Hiroshi Ishida, Professor, Institute of Social Sciences, The University of Tokyo

“Social Inequality Among Japanese Youth: Education, Work, and Marriage in Contemporary Japan”

2009-2010

Andrew Gordon, Lee and Juliet Folger Fund Professor of History, Harvard University

“Japan’s Wartime Modernity: Sewing and Dress in the Era of Emergency” 

2008-2009

John Owen Haley, William R. Orthwein Distinguished Professor of Law, Washington University

“Rivers and Rice: What Lawyers and Legal Historians Should Know About Medieval Japan”

2007-2008

Katsuhito Iwai, Professor, Economics Faculty, University of Tokyo

“What Will Become of the Japanese Corporation? A Comparative Perspective”

2006-2007

James McClain, Professor of History, Brown University

“Tokyo Modern: Some Preliminary Thoughts on the Significance of the Middle Class in the Twentieth Century”

2005-2006

Helen Hardacre, Reischauer Institute Professor of Japanese Religions and Society, Harvard University

“Japanese Religions and Constitutional Revision”

2004-2005

G. Cameron Hurst, Professor of Japanese and Korean Studies, University of Pennsylvania

“From Martial Skills to Martial Arts: The Transformation of Warrior Military Methods in Tokugawa Japan”

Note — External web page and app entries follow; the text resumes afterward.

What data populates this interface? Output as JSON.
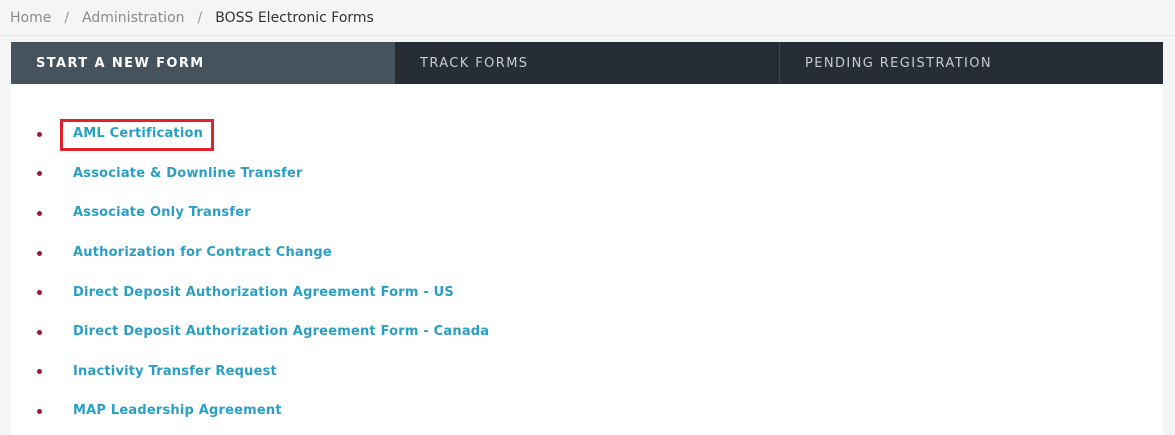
{
  "breadcrumb": {
    "items": [
      "Home",
      "Administration",
      "BOSS Electronic Forms"
    ],
    "separator": "/"
  },
  "tabs": [
    {
      "label": "START A NEW FORM",
      "active": true
    },
    {
      "label": "TRACK FORMS",
      "active": false
    },
    {
      "label": "PENDING REGISTRATION",
      "active": false
    }
  ],
  "forms": [
    {
      "label": "AML Certification",
      "highlighted": true
    },
    {
      "label": "Associate & Downline Transfer"
    },
    {
      "label": "Associate Only Transfer"
    },
    {
      "label": "Authorization for Contract Change"
    },
    {
      "label": "Direct Deposit Authorization Agreement Form - US"
    },
    {
      "label": "Direct Deposit Authorization Agreement Form - Canada"
    },
    {
      "label": "Inactivity Transfer Request"
    },
    {
      "label": "MAP Leadership Agreement"
    }
  ],
  "colors": {
    "tab_bar": "#262d35",
    "tab_active": "#46535f",
    "link": "#2a9fc5",
    "bullet": "#a0192c",
    "highlight": "#e0222d"
  }
}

2003-2004

Carol Gluck, George Sansom Professor of History, Columbia University

“After the Shipwreck: New Horizons for History-Writing”

2002-2003

Patricia G. Steinhoff, Professor of Sociology, University of Hawaii

“Who Really Kidnapped Those Japanese to North Korea”

2001-2002

Susan B. Hanley, Professor of Japanese Studies, Henry M. Jackson School of International Studies, University of Washington

“Making the Most of Resources and Space: Reflections on Pre-modern Japan from a Comparative Perspective”

2000-2001

Robert J. Smith, Professor Emeritus of Anthropology, Cornell University

“Time and Ethnology: Long-Term Research in Japan”

1999-2000

Hugh Patrick, Director, School of Business, Columbia University and long-time colleague and friend of Professor Hall, delivered the inaugural lecture:

“Major Japanese Economic Transformations, 1950-2000”